TASK STATEMENT -> When you reproduce the data, keep every word exactly as it stands and leave the pictures out.

[App and web page records]

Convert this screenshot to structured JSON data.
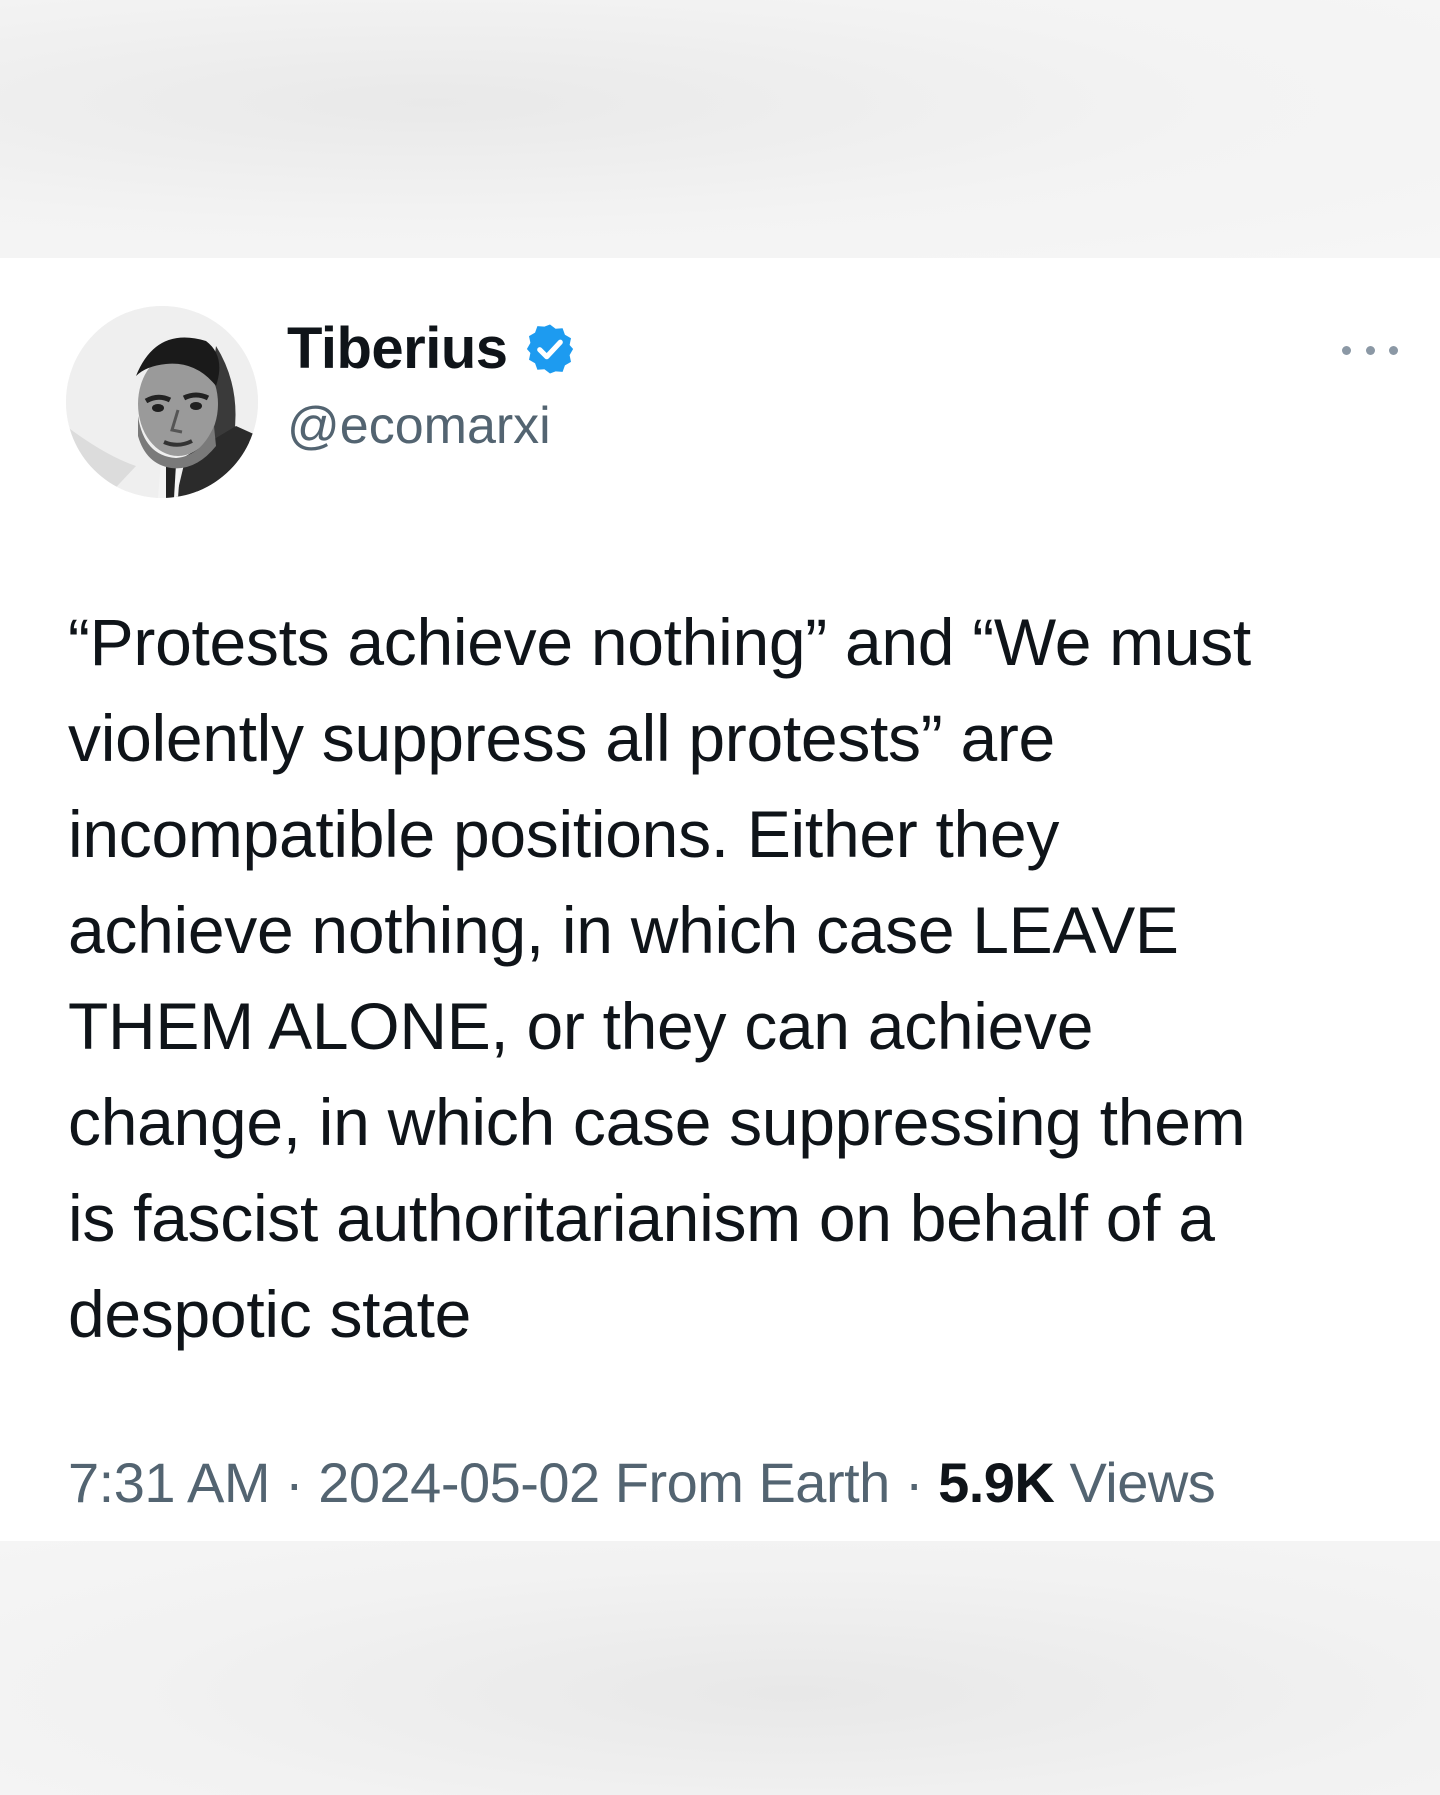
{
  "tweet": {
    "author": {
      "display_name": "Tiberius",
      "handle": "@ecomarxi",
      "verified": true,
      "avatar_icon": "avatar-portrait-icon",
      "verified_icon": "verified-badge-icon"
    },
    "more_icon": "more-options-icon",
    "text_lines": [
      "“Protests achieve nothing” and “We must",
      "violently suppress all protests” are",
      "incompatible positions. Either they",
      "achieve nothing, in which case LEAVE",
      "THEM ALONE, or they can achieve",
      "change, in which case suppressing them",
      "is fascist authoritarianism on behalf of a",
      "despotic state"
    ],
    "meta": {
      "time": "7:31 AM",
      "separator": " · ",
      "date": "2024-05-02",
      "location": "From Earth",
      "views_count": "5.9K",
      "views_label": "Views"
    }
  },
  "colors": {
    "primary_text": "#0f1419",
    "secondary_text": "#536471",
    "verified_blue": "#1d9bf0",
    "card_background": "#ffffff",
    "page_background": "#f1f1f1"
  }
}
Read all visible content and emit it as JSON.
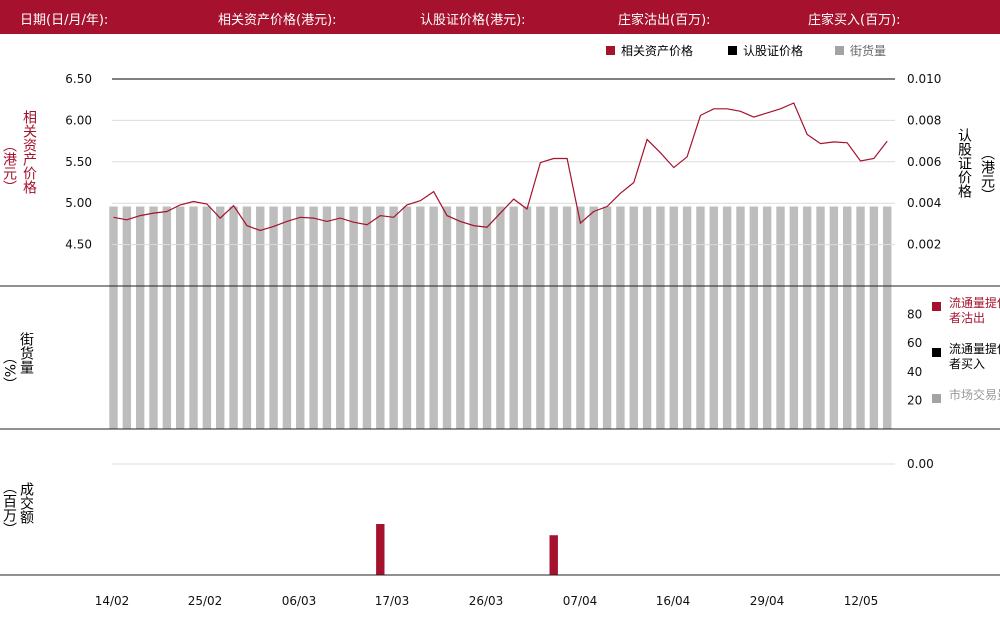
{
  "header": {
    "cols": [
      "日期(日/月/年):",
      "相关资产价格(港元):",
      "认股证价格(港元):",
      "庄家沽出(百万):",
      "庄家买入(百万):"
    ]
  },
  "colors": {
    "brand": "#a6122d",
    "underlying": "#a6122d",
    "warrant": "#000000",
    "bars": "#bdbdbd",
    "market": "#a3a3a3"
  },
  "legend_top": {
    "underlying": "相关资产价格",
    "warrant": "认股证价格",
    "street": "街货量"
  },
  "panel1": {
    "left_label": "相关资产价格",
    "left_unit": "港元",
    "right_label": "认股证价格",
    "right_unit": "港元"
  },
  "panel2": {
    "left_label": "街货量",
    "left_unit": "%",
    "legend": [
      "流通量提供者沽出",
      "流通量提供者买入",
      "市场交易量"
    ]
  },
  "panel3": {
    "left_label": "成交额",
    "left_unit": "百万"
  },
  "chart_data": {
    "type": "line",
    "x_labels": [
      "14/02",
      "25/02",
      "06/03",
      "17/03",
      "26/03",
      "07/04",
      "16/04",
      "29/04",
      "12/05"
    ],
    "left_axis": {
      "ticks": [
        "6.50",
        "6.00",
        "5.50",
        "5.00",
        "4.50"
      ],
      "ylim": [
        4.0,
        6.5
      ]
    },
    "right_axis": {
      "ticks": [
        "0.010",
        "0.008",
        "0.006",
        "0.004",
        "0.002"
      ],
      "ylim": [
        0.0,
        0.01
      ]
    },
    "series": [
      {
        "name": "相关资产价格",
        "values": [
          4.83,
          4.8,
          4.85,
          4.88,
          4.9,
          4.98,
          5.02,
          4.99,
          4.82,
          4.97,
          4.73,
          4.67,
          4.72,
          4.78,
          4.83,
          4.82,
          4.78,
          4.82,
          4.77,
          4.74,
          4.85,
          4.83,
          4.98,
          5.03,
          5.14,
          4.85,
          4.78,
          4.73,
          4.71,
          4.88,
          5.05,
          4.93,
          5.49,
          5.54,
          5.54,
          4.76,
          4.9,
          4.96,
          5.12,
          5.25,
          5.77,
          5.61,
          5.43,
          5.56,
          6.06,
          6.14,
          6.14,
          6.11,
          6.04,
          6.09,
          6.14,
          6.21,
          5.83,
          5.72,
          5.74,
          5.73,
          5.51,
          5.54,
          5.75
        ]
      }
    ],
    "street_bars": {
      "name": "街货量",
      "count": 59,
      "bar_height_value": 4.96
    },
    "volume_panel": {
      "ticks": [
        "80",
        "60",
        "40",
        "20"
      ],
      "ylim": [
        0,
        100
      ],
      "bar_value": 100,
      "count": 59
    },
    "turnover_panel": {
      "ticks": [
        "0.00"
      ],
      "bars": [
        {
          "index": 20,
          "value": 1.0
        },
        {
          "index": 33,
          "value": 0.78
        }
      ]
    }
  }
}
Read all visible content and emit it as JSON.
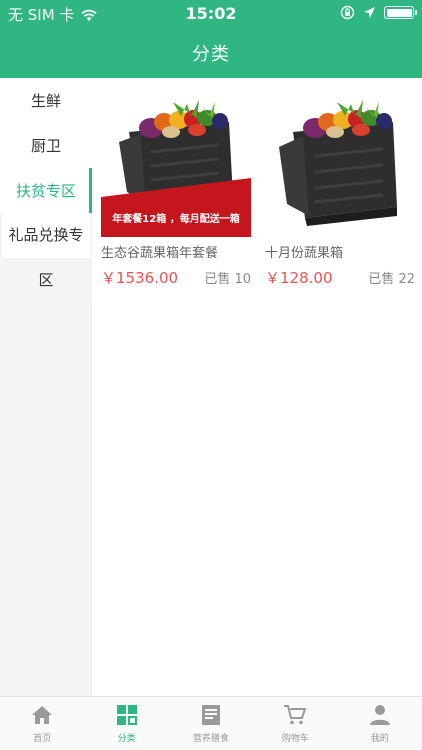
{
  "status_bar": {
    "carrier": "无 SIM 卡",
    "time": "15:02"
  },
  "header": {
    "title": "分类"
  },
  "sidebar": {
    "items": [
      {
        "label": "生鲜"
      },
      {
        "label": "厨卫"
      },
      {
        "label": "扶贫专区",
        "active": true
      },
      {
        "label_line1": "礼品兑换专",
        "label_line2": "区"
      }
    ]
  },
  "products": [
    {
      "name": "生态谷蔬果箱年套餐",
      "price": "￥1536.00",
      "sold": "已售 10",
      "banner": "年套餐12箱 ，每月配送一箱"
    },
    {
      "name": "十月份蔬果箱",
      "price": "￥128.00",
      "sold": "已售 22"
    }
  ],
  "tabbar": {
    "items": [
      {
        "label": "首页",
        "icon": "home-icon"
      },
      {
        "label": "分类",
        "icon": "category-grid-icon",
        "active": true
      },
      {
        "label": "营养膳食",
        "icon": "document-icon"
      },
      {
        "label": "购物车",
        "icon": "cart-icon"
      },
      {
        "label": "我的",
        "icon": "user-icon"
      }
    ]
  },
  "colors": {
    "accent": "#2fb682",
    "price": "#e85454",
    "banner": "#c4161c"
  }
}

SOLUTION TO THIS TASK ->
Convert this screenshot to structured JSON data.
{
  "tweet": {
    "author": {
      "display_name": "Tiberius",
      "handle": "@ecomarxi",
      "verified": true,
      "avatar_icon": "avatar-portrait-icon",
      "verified_icon": "verified-badge-icon"
    },
    "more_icon": "more-options-icon",
    "text_lines": [
      "“Protests achieve nothing” and “We must",
      "violently suppress all protests” are",
      "incompatible positions. Either they",
      "achieve nothing, in which case LEAVE",
      "THEM ALONE, or they can achieve",
      "change, in which case suppressing them",
      "is fascist authoritarianism on behalf of a",
      "despotic state"
    ],
    "meta": {
      "time": "7:31 AM",
      "separator": " · ",
      "date": "2024-05-02",
      "location": "From Earth",
      "views_count": "5.9K",
      "views_label": "Views"
    }
  },
  "colors": {
    "primary_text": "#0f1419",
    "secondary_text": "#536471",
    "verified_blue": "#1d9bf0",
    "card_background": "#ffffff",
    "page_background": "#f1f1f1"
  }
}
Read all visible content and emit it as JSON.
{
  "header": {
    "cols": [
      "日期(日/月/年):",
      "相关资产价格(港元):",
      "认股证价格(港元):",
      "庄家沽出(百万):",
      "庄家买入(百万):"
    ]
  },
  "colors": {
    "brand": "#a6122d",
    "underlying": "#a6122d",
    "warrant": "#000000",
    "bars": "#bdbdbd",
    "market": "#a3a3a3"
  },
  "legend_top": {
    "underlying": "相关资产价格",
    "warrant": "认股证价格",
    "street": "街货量"
  },
  "panel1": {
    "left_label": "相关资产价格",
    "left_unit": "港元",
    "right_label": "认股证价格",
    "right_unit": "港元"
  },
  "panel2": {
    "left_label": "街货量",
    "left_unit": "%",
    "legend": [
      "流通量提供者沽出",
      "流通量提供者买入",
      "市场交易量"
    ]
  },
  "panel3": {
    "left_label": "成交额",
    "left_unit": "百万"
  },
  "chart_data": {
    "type": "line",
    "x_labels": [
      "14/02",
      "25/02",
      "06/03",
      "17/03",
      "26/03",
      "07/04",
      "16/04",
      "29/04",
      "12/05"
    ],
    "left_axis": {
      "ticks": [
        "6.50",
        "6.00",
        "5.50",
        "5.00",
        "4.50"
      ],
      "ylim": [
        4.0,
        6.5
      ]
    },
    "right_axis": {
      "ticks": [
        "0.010",
        "0.008",
        "0.006",
        "0.004",
        "0.002"
      ],
      "ylim": [
        0.0,
        0.01
      ]
    },
    "series": [
      {
        "name": "相关资产价格",
        "values": [
          4.83,
          4.8,
          4.85,
          4.88,
          4.9,
          4.98,
          5.02,
          4.99,
          4.82,
          4.97,
          4.73,
          4.67,
          4.72,
          4.78,
          4.83,
          4.82,
          4.78,
          4.82,
          4.77,
          4.74,
          4.85,
          4.83,
          4.98,
          5.03,
          5.14,
          4.85,
          4.78,
          4.73,
          4.71,
          4.88,
          5.05,
          4.93,
          5.49,
          5.54,
          5.54,
          4.76,
          4.9,
          4.96,
          5.12,
          5.25,
          5.77,
          5.61,
          5.43,
          5.56,
          6.06,
          6.14,
          6.14,
          6.11,
          6.04,
          6.09,
          6.14,
          6.21,
          5.83,
          5.72,
          5.74,
          5.73,
          5.51,
          5.54,
          5.75
        ]
      }
    ],
    "street_bars": {
      "name": "街货量",
      "count": 59,
      "bar_height_value": 4.96
    },
    "volume_panel": {
      "ticks": [
        "80",
        "60",
        "40",
        "20"
      ],
      "ylim": [
        0,
        100
      ],
      "bar_value": 100,
      "count": 59
    },
    "turnover_panel": {
      "ticks": [
        "0.00"
      ],
      "bars": [
        {
          "index": 20,
          "value": 1.0
        },
        {
          "index": 33,
          "value": 0.78
        }
      ]
    }
  }
}
Read all visible content and emit it as JSON.
{
  "status_bar": {
    "carrier": "无 SIM 卡",
    "time": "15:02"
  },
  "header": {
    "title": "分类"
  },
  "sidebar": {
    "items": [
      {
        "label": "生鲜"
      },
      {
        "label": "厨卫"
      },
      {
        "label": "扶贫专区",
        "active": true
      },
      {
        "label_line1": "礼品兑换专",
        "label_line2": "区"
      }
    ]
  },
  "products": [
    {
      "name": "生态谷蔬果箱年套餐",
      "price": "￥1536.00",
      "sold": "已售 10",
      "banner": "年套餐12箱 ，每月配送一箱"
    },
    {
      "name": "十月份蔬果箱",
      "price": "￥128.00",
      "sold": "已售 22"
    }
  ],
  "tabbar": {
    "items": [
      {
        "label": "首页",
        "icon": "home-icon"
      },
      {
        "label": "分类",
        "icon": "category-grid-icon",
        "active": true
      },
      {
        "label": "营养膳食",
        "icon": "document-icon"
      },
      {
        "label": "购物车",
        "icon": "cart-icon"
      },
      {
        "label": "我的",
        "icon": "user-icon"
      }
    ]
  },
  "colors": {
    "accent": "#2fb682",
    "price": "#e85454",
    "banner": "#c4161c"
  }
}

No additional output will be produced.